Carl and June are the oldest couple at our church. They’ve been married for sixty-eight years. He is ninety, and she just turned eighty-nine. She can’t hear, and has trouble moving around on her own; he drives her around town and links their arms when they need to get from place to place.
They met in 1945, when they were both in eighth grade. Their last names were one letter apart, so she sat behind him. “I never would have graduated if it wasn’t for her,” he said.
I wonder what it’s like to know someone in that many ways.

Day 30: Bedroom

If that’s you, in a different bedroom,
In a city with different night-sounds,
If that’s you, glaring sightless until the
Ceiling creates the footbridge,
If that’s you I hear, heels clicking on stone,
Or wood, or iron, or slipping over muddy turf,
If that’s you, tasting the drop of
Whiskey left in my glass, licking the sharp feather
Of desire on my shoulder,
If that’s you, with snow on your lip
And word-pearls in your pocket,
Then I’ll let it be;
My cat will leap over your reckless ghost,
Believing he was tricked,
And land soundless on the bedroom floor.

Day 19: At Eighty

One of my favorite things to do is drive grandmothers around.

They’re not my grandmothers, of course, who are both long gone. But they are someone’s.

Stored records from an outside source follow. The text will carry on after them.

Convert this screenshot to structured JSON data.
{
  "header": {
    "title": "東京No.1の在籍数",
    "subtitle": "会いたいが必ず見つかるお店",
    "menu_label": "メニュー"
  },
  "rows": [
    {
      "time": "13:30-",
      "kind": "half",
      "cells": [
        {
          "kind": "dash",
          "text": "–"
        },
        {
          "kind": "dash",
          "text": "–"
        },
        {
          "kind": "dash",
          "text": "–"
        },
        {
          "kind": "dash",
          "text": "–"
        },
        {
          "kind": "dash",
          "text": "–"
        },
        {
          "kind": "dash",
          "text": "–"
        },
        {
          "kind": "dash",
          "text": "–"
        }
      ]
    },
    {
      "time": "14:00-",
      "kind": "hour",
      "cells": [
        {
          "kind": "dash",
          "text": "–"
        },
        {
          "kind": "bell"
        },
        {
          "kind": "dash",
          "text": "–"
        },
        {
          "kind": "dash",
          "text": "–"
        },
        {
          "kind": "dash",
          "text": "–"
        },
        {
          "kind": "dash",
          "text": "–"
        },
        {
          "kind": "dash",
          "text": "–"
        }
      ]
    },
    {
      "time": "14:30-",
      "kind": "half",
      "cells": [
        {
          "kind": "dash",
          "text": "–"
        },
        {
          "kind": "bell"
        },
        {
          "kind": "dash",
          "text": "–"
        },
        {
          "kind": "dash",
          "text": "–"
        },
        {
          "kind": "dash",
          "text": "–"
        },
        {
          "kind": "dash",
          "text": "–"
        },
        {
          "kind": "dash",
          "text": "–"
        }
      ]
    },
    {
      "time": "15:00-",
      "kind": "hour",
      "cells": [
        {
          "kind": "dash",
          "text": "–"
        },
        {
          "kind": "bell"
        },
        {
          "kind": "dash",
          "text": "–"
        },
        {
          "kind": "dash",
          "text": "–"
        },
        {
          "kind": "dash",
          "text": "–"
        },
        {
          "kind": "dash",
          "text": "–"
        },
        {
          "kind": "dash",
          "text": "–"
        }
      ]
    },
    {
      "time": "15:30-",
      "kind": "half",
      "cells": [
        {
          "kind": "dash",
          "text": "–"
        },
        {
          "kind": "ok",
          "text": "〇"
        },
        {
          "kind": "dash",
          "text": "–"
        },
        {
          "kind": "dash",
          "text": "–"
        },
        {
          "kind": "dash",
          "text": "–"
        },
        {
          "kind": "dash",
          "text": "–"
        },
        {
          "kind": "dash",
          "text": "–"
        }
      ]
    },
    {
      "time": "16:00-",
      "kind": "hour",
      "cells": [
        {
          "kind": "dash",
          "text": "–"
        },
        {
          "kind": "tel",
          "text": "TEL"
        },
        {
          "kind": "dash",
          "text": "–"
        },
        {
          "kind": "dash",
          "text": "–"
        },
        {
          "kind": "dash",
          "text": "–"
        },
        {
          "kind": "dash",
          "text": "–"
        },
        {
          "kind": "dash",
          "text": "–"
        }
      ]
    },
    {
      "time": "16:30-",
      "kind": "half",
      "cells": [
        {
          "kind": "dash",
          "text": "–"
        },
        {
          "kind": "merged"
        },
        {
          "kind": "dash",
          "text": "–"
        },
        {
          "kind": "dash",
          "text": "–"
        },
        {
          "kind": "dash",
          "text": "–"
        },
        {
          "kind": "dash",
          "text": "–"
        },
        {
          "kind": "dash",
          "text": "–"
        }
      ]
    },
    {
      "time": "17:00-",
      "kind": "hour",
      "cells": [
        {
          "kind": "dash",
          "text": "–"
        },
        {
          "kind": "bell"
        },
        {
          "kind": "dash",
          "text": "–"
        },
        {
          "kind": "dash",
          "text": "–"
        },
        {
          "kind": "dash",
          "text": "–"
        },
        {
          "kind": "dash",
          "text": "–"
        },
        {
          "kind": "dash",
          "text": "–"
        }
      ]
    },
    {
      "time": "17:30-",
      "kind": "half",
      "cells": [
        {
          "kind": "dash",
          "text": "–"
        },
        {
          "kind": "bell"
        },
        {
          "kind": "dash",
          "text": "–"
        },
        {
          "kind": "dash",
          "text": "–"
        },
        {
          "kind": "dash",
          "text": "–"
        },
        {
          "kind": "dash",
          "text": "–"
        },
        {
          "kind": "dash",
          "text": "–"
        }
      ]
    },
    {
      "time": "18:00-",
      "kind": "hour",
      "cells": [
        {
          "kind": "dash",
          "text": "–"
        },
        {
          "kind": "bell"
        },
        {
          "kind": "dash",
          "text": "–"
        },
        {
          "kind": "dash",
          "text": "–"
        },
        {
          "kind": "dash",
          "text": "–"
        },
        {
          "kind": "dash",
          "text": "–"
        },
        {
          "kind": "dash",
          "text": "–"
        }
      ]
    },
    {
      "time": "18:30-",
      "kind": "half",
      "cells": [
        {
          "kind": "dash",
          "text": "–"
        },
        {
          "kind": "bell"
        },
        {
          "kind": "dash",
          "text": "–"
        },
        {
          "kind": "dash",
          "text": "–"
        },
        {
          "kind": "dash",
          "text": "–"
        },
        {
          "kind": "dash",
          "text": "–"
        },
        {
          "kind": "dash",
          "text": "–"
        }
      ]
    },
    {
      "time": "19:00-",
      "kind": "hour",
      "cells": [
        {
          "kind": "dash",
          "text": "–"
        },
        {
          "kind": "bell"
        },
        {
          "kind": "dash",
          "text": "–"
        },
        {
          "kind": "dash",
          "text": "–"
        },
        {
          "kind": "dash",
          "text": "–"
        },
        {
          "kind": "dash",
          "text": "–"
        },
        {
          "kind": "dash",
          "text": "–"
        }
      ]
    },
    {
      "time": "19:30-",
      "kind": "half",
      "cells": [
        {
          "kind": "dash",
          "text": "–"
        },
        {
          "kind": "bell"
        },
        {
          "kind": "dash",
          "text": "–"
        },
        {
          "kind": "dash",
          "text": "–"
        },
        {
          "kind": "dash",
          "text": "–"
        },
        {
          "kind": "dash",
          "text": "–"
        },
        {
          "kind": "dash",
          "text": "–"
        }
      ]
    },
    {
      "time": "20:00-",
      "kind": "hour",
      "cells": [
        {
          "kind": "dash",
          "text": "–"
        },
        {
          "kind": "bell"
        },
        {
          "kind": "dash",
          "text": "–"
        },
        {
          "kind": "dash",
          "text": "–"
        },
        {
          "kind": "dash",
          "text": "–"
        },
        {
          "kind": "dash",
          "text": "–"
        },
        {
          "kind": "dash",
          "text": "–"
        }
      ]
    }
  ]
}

I open the passenger door for them, though they fuss at me not to. I turn on the heated seats and I help with the seatbelt, which can be cranky. I drive slowly, giving us room.

Questions I’d like to ask are: Who loved you most? Who did you love most? Who did you wish to love that you couldn’t?

I don’t ask, of course. But somewhere, lodged underneath their words, are the answers.